Today: Apr 22 , 2019

Mind Matters: Addictions - How Long?

14 April 2018  

When is an addict not an addict?

This week, Dr. Elaine answers your questions about addictions.

Q. How long does it take to get over an addiction? 2 weeks, 2 months or 2 years?

A. Of course that depends on many factors, the individual and the complexity and depth of the addiction, his or her history, family and social network, the stresses and pressures involved and other elements. Often emotional wounds need to be healed, a person needs to learn how to deal with stress healthfully.

There is no one size fits all method; that's the reason standardized and the commonly applied traditional approaches fail in the long run for most people. With the right approach most people can begin to overcome the use of the substance in a few weeks, that is, reduce or even stop the use of the substance. Also being provided the most comfortable easy ways to go through the dreaded withdrawal process, which hypnotherapy , when skillfully applied can accomplish. However it takes awhile to be able to achieve holistic independence from the substances forever. All issues must be resolved on the deepest levels of consciousness and of course the mind/brain/body elements must be addressed.

We must also take into consideration the difference between stopping the use of a substance and truly becoming addiction fee. The individual needs to develop the psychology of a non drinker, or a non smoker for example, psychically mentally emotionally and chemically, and that takes some time for most people.

A careful in depth evaluation of the individual from many perspectives, for example processing and language styles, how quickly they integrate and many other factors helps to determine the best approach and how long it will take that person to achieve their goals for freedom from addiction. It requires a total commitment to the prescribed process. It can be an empowering and rewarding experience that in and of self adds to the quality of their inner and outer lives.

Q. If people quit an addiction why do they start back again after 20 years?

A. Again, as in answer to the previous question I explain that quitting smoking for example does not mean the person has developed the psychology of a non smoker. This applies to all additions. All too often a person who quits smoking or using a drug reverts to other unhealthy ways of dealing with their life issues and stresses. Or they go back to what they felt gave them relief in the past for want of better ways to deal with what is going on within them and their lives. The issues must be resolved in the deepest levels of consciousness to make sure there is no search for relief via a drug or other substance.

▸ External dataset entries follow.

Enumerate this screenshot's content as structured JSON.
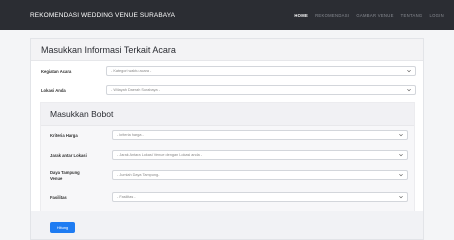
{
  "navbar": {
    "brand": "REKOMENDASI WEDDING VENUE SURABAYA",
    "links": [
      "HOME",
      "REKOMENDASI",
      "GAMBAR VENUE",
      "TENTANG",
      "LOGIN"
    ]
  },
  "form": {
    "title": "Masukkan Informasi Terkait Acara",
    "fields": [
      {
        "label": "Kegiatan Acara",
        "value": "- Kategori waktu acara -"
      },
      {
        "label": "Lokasi Anda",
        "value": "- Wilayah Daerah Surabaya -"
      }
    ]
  },
  "bobot": {
    "title": "Masukkan Bobot",
    "fields": [
      {
        "label": "Kriteria Harga",
        "value": "- kriteria harga -"
      },
      {
        "label": "Jarak antar Lokasi",
        "value": "- Jarak Antara Lokasi Venue dengan Lokasi anda -"
      },
      {
        "label_line1": "Daya Tampung",
        "label_line2": "Venue",
        "value": "- Jumlah Daya Tampung-"
      },
      {
        "label": "Fasilitas",
        "value": "- Fasilitas -"
      }
    ]
  },
  "button": {
    "label": "Hitung"
  },
  "colors": {
    "navbar": "#2b2d33",
    "button": "#1e7cf2"
  },
  "icons": {
    "select": "chevron-down-icon"
  }
}
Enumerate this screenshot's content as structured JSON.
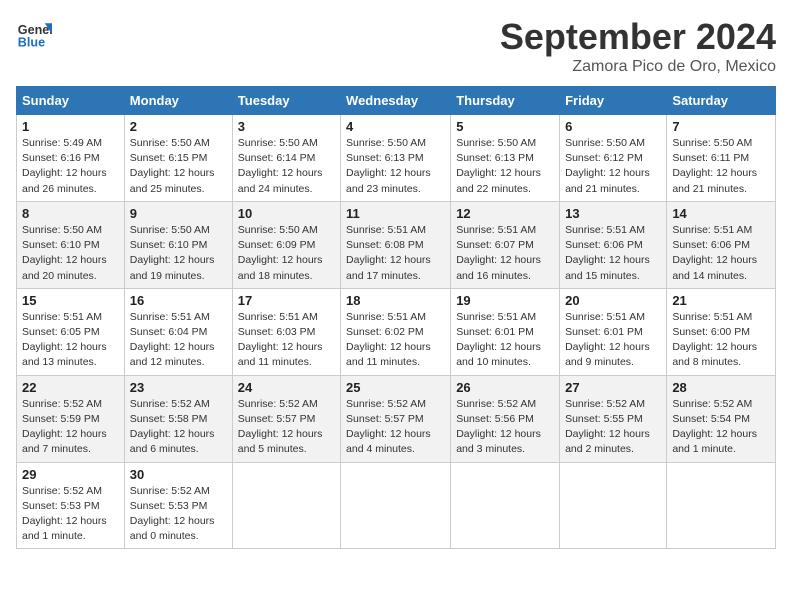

In my many years of experience I have helped countless men and women, even teens finally become independent of drugs and other chemicals. Most had been in and out of various treatment programs, too. They came to me struggling again; they had either gone back to using the same substance or had sought relief from alcohol or another drug, even illegal or dangerous ones. Among the many reasons that drew them them back to the previous ways is they had not learned to access and employ their own natural resources and deal with life and experience in the most positive healthy ways. The necessary in depth approach means giving the right kind of support, not enabling them to become dependent on others to remain free of their addictions. Many emotional issues were in need of resolution too. Suffice it to say herein that every element of addictions needs to be addressed and resolved in order for a person to live forever free of dependence outside sources.

What gets a person into the use and addiction to alcohol and/or drugs varies of course. Its crucially important to face the fact that most people in our society are not taught life skills, that is the best ways of dealing with stress and their emotions, and other life challenges, so they resort to drugs, smoking alcohol or other substances in their attempts to cope. This could relatively easily be taught at an early ages, and even later in life before people resort to addictive substances.



Dr. Elaine Kissel

Dr. Elaine Kissel Ph.D. Hypnotherapist has been in practice since 1977, and since then has become recognized as one of the most successful hypnotherapy practices in the country. Not just for the numbers of clients Elaine Kissel serves, but also for the success rate she achieves for her clients.

When Elaine Kissel set out to help people with hypnosis, she had to overcome the misconceptions that had held it back for more than a century. The popular though erroneous notions about hypnosis gradually succumbed to Elaine’s steadfast determination to educate people with the facts and provide the kind of hypnotherapy best suited to each individual client.

She was the first to be allowed to advertise in the popular press because she made it clear that she was not offering entertainment or instant miracles. She eradicated the nonsensical ideas about hypnosis while she established a new and better reputation for hypnosis with the nature of her practices.

Elaine’s continuing self-education and educating the public about hypnosis paved the way for others to enter the field. She created a huge wave of credibility and acceptance for hypnosis through her commitment to excellence: and with her scientifically controlled study proving blood sugar can be controlled with hypnosis, she won for the profession new positive recognition and acceptance from the medical community.

She was awarded the Hypnologist of the Year in 1981 for her contributions to the art and science of hypnosis. Since then Elaine has continued to make significant contributions to the field. For example, her Whole Mind Hypnotherapy is an approach which employs all levels of consciousness in the hypnotherapeutic process. The creation of the Weight Control Seminar was another innovation.